It’s commonly recommended that you adhere to the 30% rule for credit usage. This rule says you should use less than 30% of your available credit.
Why Does Higher Credit Utilization Decrease Your Credit Score?
There are many variables that factor into someone’s credit score. Your credit utilization ratio factors into these variables as well, making this something you want to monitor.
For example, the higher your credit utilization ratio is the more this negatively impacts your credit score. If your rate is over 30% then your credit score begins to enter the Fair to Very Poor range.
Does Credit Utilization Matter If You Pay In Full?
A smart practice for credit cards or any type of revolving credit is to pay your outstanding balance in full each month. This means you always pay off everything you owe on a credit card at the same time every month.

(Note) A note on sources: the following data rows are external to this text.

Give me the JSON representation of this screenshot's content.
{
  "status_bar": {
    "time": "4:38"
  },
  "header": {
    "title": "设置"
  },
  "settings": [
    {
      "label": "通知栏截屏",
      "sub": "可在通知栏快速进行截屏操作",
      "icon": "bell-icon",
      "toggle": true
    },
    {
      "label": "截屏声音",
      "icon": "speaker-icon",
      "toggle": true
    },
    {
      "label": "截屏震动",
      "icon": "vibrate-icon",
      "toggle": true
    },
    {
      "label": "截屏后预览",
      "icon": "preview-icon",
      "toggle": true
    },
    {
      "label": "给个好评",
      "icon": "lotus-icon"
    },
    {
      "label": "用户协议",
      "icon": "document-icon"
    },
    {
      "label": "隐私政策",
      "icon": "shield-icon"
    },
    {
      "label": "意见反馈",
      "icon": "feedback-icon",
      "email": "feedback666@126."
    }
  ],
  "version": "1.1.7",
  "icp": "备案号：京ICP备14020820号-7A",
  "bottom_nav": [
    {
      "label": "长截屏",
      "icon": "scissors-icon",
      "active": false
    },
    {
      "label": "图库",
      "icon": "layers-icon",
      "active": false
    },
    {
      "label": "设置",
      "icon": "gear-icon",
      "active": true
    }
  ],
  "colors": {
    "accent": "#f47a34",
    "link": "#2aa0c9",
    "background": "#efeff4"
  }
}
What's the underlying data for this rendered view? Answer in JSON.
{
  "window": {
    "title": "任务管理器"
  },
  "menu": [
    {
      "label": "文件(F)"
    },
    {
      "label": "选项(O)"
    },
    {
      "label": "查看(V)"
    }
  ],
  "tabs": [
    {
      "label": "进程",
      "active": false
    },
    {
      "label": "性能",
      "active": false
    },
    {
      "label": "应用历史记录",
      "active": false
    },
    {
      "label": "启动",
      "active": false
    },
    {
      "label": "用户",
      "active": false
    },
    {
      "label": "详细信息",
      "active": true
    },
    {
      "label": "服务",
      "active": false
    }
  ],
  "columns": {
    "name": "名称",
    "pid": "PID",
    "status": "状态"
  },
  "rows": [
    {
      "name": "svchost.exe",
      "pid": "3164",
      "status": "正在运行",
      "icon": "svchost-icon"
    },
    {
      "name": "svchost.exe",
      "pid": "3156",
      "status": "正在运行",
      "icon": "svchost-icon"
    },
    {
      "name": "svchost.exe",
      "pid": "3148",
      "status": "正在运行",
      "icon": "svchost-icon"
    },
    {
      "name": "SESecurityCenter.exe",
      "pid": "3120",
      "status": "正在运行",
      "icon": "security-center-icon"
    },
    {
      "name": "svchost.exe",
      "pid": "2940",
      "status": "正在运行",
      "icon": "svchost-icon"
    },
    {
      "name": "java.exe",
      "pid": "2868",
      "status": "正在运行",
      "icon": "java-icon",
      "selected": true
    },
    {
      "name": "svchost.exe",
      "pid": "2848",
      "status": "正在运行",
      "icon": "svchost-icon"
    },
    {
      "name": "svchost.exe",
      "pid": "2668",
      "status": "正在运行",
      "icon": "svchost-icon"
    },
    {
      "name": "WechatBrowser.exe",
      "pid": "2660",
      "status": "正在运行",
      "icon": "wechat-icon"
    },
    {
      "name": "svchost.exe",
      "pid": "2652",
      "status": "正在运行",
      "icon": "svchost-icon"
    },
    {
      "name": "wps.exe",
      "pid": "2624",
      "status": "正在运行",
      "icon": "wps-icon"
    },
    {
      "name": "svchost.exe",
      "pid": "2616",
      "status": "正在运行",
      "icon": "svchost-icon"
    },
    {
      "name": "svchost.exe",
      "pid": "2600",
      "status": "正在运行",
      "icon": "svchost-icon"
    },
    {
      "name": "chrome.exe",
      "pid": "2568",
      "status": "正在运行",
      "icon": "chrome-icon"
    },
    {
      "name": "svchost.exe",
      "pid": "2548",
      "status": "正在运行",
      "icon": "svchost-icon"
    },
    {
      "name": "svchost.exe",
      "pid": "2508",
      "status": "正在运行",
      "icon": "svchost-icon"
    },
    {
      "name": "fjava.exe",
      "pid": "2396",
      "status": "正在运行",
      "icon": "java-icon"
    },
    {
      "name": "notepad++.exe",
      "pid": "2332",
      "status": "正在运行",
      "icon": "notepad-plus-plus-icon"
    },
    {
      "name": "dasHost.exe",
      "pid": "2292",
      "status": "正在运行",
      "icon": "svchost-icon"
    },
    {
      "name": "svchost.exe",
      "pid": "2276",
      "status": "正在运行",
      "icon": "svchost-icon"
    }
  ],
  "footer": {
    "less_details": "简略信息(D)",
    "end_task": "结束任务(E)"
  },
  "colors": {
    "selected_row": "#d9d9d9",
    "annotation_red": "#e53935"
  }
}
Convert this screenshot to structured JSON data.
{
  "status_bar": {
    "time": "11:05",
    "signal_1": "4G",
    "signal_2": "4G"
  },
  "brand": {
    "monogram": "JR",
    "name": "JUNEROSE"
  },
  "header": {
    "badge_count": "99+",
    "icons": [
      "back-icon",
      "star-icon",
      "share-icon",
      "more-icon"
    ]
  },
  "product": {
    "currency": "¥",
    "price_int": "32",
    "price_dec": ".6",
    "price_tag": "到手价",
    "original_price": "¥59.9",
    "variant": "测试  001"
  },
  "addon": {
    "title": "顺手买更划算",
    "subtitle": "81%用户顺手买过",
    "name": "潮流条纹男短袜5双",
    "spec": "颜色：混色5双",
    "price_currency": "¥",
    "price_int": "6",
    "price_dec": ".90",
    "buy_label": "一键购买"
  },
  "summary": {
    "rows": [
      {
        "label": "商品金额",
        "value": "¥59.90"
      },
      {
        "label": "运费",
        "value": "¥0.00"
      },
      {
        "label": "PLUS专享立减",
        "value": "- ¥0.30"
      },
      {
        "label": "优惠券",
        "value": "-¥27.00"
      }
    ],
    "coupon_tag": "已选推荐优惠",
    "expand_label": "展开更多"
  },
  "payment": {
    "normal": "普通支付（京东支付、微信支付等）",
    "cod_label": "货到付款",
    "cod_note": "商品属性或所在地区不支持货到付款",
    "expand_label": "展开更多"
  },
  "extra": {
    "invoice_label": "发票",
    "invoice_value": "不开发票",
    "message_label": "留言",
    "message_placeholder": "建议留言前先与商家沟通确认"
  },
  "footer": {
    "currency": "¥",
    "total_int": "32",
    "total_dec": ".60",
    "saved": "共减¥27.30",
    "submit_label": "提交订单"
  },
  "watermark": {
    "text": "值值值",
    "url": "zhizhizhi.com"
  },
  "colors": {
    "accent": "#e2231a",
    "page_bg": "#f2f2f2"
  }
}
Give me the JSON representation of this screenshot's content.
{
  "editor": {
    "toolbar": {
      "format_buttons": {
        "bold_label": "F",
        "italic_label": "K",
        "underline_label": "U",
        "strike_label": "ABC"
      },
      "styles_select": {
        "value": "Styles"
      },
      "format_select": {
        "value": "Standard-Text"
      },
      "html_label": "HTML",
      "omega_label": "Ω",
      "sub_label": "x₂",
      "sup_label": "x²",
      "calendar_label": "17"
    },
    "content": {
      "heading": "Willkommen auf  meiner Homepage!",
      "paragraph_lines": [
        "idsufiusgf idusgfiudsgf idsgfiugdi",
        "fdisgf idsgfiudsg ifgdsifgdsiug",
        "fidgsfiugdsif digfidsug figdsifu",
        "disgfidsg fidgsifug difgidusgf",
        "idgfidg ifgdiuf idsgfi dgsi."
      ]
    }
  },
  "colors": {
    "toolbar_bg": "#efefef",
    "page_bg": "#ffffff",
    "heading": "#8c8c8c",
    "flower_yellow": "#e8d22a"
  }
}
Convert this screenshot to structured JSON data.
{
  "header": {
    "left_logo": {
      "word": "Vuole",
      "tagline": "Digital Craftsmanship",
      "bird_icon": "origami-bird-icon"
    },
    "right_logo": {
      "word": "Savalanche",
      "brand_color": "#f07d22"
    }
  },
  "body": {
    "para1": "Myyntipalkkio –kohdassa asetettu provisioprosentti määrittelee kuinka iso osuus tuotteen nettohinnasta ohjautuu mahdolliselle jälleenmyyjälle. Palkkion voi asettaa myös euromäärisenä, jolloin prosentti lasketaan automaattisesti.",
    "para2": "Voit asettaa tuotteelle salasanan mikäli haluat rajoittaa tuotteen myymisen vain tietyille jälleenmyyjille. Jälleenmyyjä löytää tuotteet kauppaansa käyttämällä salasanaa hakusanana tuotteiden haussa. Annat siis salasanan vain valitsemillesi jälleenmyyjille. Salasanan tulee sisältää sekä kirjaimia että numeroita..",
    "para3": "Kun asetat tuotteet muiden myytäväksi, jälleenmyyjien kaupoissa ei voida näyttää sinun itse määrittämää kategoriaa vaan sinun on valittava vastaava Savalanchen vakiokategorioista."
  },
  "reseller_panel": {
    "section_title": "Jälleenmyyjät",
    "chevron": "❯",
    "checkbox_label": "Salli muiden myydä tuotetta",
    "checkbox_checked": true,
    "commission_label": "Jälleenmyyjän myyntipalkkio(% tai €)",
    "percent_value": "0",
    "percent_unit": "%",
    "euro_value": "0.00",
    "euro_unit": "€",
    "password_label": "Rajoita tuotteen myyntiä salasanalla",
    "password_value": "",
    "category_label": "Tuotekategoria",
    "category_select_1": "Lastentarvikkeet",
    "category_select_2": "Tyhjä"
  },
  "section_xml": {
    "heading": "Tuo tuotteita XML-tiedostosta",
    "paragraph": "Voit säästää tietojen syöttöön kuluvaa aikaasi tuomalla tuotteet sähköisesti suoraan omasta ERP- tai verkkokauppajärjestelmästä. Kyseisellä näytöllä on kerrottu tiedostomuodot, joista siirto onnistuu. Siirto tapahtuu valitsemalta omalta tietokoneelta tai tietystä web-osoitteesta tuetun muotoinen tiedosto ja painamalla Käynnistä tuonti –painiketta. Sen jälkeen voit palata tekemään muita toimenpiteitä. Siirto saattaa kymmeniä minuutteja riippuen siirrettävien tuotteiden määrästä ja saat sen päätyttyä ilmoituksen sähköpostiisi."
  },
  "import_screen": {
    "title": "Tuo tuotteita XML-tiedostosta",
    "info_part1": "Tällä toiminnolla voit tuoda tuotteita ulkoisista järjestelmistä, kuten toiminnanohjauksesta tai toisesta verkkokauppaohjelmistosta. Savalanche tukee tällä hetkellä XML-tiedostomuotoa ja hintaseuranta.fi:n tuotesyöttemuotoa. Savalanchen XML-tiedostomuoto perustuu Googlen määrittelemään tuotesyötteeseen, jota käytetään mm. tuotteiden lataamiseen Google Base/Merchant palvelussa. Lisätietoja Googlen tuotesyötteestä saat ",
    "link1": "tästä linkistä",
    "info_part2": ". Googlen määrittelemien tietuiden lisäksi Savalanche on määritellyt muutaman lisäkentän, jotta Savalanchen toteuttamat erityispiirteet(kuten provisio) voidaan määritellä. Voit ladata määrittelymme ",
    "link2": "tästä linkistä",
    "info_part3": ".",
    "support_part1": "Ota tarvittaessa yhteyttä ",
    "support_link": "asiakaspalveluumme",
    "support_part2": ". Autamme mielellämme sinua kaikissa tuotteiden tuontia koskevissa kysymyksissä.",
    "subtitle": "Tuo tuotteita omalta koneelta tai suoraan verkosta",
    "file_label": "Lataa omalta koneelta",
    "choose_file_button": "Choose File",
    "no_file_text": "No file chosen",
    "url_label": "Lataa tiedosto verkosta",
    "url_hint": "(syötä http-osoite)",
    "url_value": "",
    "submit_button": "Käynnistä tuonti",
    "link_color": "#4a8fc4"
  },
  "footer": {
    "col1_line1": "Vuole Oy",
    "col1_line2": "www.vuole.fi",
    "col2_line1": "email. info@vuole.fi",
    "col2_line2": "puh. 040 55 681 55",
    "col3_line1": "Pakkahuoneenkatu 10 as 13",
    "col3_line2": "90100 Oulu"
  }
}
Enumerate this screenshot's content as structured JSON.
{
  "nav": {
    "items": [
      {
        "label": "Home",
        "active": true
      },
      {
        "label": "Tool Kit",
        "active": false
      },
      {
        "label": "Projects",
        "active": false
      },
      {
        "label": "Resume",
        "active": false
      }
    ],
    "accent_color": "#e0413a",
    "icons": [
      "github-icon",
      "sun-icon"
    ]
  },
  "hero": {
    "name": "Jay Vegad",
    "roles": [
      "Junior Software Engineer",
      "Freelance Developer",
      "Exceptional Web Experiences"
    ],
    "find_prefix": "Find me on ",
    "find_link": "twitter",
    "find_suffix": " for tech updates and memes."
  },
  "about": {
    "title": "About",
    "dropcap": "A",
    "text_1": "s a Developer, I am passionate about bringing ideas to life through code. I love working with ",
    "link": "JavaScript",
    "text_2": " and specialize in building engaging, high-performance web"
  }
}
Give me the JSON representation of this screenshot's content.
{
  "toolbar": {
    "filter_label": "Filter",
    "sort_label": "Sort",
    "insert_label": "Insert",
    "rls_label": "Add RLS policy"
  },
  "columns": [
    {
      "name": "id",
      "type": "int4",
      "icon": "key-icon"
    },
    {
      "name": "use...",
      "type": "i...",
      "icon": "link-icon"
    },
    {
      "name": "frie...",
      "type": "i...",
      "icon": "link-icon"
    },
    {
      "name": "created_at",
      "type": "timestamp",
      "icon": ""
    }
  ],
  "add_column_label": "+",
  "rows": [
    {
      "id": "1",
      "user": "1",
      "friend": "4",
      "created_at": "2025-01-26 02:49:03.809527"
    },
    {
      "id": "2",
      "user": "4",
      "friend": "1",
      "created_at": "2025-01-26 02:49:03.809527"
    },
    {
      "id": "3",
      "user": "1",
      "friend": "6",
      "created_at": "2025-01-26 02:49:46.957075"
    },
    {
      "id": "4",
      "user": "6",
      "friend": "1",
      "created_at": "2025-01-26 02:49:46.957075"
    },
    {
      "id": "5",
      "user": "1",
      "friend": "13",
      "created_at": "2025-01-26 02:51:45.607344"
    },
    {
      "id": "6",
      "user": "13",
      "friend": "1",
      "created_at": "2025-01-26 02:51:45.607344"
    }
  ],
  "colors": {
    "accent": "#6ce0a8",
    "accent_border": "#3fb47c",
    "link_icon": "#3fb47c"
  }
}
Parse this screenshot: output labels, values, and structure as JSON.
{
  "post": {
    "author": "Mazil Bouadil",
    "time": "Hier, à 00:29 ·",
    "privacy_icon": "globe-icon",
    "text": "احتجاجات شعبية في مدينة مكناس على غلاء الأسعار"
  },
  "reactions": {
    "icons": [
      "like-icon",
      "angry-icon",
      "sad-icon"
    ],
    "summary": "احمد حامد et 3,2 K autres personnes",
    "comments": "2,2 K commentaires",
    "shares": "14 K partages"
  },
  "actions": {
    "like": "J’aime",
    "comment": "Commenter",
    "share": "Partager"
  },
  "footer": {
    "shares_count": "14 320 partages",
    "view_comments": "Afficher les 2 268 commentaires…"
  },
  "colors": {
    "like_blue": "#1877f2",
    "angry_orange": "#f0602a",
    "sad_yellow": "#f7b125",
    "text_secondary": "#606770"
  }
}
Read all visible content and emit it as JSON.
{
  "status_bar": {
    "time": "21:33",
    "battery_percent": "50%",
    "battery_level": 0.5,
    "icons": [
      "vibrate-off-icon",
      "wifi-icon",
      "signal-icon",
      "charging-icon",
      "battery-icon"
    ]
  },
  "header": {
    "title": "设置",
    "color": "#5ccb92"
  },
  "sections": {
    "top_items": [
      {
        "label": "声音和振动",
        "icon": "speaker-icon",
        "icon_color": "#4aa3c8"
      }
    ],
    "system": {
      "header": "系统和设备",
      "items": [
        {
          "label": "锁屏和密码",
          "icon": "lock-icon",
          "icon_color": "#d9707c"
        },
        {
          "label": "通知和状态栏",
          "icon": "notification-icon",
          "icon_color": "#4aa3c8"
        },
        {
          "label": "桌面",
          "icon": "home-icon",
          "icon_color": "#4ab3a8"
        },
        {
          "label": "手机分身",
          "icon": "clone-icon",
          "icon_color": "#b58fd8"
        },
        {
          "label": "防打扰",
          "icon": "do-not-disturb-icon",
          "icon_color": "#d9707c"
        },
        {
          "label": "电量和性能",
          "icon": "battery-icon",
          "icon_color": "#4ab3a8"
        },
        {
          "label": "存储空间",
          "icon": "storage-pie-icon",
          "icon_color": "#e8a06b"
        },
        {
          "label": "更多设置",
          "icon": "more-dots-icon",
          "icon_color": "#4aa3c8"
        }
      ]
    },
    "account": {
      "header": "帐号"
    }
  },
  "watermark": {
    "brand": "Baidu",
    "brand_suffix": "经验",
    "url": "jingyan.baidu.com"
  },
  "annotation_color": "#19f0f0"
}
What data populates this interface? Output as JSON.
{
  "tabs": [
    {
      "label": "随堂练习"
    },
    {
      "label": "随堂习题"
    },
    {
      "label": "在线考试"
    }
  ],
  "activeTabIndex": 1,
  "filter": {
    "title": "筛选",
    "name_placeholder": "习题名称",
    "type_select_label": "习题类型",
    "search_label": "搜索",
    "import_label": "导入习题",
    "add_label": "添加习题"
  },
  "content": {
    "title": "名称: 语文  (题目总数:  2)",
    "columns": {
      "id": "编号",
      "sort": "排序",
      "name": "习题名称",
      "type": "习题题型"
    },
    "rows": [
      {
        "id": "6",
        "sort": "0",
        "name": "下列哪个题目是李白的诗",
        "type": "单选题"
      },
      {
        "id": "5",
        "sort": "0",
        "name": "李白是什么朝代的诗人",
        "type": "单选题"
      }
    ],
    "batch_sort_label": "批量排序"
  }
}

Credit card balances are usually reported to credit bureaus once a month on the billing cycle date. These reports will inform the credit bureaus of your credit usage. Whether paying in full helped keep your ratio down or not will depend on when you paid in full and when that report was sent.
For example, if you paid in full after the monthly report was sent, then it wouldn’t matter that you paid in full because the outstanding balance you did have was already reported to the credit bureau.
Paying in full before the billing cycle date is a good way to try and keep your outstanding balance low or at zero before that monthly report is sent.
How to Use a Credit Utilization Chart
Creating a credit utilization chart for yourself can help you see overall how you use credit.
Step 1: Start by creating a table in a notebook or in a spreadsheet that lists your different credit accounts.
Step 2: Then outline your outstanding balance on each account and the total credit limit available on each account.
Step 3: Use these numbers to calculate your total outstanding credit balance, your total available credit limit, your credit utilization rate for each credit account, and your total credit utilization rate for all credit accounts.
Now you can analyze your credit usage in detail and make sure your credit usage percentages are all under 30%.
Credit Utilization Chart Worksheet
*Always consult with a qualified financial advisor who can assess your unique financial situation and provide appropriate recommendations for personalized financial guidance.